What you have to do ▸ For each line below with the word "hotline", write out a copy.

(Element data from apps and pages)
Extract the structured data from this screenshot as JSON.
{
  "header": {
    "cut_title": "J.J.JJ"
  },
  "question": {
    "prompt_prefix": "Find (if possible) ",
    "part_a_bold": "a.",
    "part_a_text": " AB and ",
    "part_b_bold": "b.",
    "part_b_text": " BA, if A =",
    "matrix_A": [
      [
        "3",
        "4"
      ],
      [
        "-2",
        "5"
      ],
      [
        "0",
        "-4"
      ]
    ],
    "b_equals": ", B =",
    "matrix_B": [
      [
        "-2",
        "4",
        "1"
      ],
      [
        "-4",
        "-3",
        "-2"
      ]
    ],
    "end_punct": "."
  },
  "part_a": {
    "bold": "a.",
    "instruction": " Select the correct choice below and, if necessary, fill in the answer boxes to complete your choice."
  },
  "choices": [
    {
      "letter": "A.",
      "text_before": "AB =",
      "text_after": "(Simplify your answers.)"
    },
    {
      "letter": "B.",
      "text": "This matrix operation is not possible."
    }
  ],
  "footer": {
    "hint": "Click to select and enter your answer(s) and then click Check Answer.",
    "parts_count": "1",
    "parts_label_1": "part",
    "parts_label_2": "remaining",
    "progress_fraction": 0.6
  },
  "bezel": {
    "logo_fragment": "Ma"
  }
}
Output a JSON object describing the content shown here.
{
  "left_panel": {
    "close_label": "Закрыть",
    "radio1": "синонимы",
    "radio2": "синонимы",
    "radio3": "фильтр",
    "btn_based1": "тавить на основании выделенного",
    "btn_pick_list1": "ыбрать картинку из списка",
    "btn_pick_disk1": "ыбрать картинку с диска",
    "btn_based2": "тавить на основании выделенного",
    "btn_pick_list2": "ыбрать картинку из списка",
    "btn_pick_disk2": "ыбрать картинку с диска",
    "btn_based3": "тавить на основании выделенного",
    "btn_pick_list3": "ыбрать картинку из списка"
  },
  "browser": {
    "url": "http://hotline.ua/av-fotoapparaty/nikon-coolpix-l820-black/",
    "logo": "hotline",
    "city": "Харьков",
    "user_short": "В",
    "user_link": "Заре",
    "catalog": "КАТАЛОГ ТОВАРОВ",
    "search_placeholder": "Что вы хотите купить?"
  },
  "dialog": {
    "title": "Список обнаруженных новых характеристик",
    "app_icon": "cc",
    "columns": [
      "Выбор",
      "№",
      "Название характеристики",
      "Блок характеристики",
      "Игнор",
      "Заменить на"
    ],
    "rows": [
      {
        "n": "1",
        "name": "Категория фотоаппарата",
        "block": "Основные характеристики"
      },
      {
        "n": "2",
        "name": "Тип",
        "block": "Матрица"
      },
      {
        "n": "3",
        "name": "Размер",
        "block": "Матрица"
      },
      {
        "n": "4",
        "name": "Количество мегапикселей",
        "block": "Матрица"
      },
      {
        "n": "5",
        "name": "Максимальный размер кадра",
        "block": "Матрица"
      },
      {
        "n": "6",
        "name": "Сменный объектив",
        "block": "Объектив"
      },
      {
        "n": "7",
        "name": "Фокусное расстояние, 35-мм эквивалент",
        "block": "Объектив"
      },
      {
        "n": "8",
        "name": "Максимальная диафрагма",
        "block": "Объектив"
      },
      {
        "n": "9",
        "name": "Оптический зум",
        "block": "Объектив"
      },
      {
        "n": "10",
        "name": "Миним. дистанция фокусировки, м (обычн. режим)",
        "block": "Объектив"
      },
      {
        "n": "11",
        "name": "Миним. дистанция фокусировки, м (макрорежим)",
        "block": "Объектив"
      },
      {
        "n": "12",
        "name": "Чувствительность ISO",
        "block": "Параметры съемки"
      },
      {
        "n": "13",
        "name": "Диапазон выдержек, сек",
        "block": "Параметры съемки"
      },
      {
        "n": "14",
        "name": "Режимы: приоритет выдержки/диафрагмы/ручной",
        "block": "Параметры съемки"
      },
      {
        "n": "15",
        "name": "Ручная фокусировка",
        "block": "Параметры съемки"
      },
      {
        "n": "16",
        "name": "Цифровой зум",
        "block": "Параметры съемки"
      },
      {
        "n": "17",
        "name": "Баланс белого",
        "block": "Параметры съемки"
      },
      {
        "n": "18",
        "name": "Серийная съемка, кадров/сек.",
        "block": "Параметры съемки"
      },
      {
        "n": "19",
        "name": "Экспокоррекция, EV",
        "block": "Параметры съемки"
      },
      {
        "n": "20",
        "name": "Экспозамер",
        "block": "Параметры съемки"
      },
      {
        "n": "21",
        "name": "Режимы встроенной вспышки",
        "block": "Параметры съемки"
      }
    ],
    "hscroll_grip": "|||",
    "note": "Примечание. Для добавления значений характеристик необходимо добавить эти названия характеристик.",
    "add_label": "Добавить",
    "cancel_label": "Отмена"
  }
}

Solution for this exercise ▸
    "url": "http://hotline.ua/av-fotoapparaty/nikon-coolpix-l820-black/",
    "logo": "hotline",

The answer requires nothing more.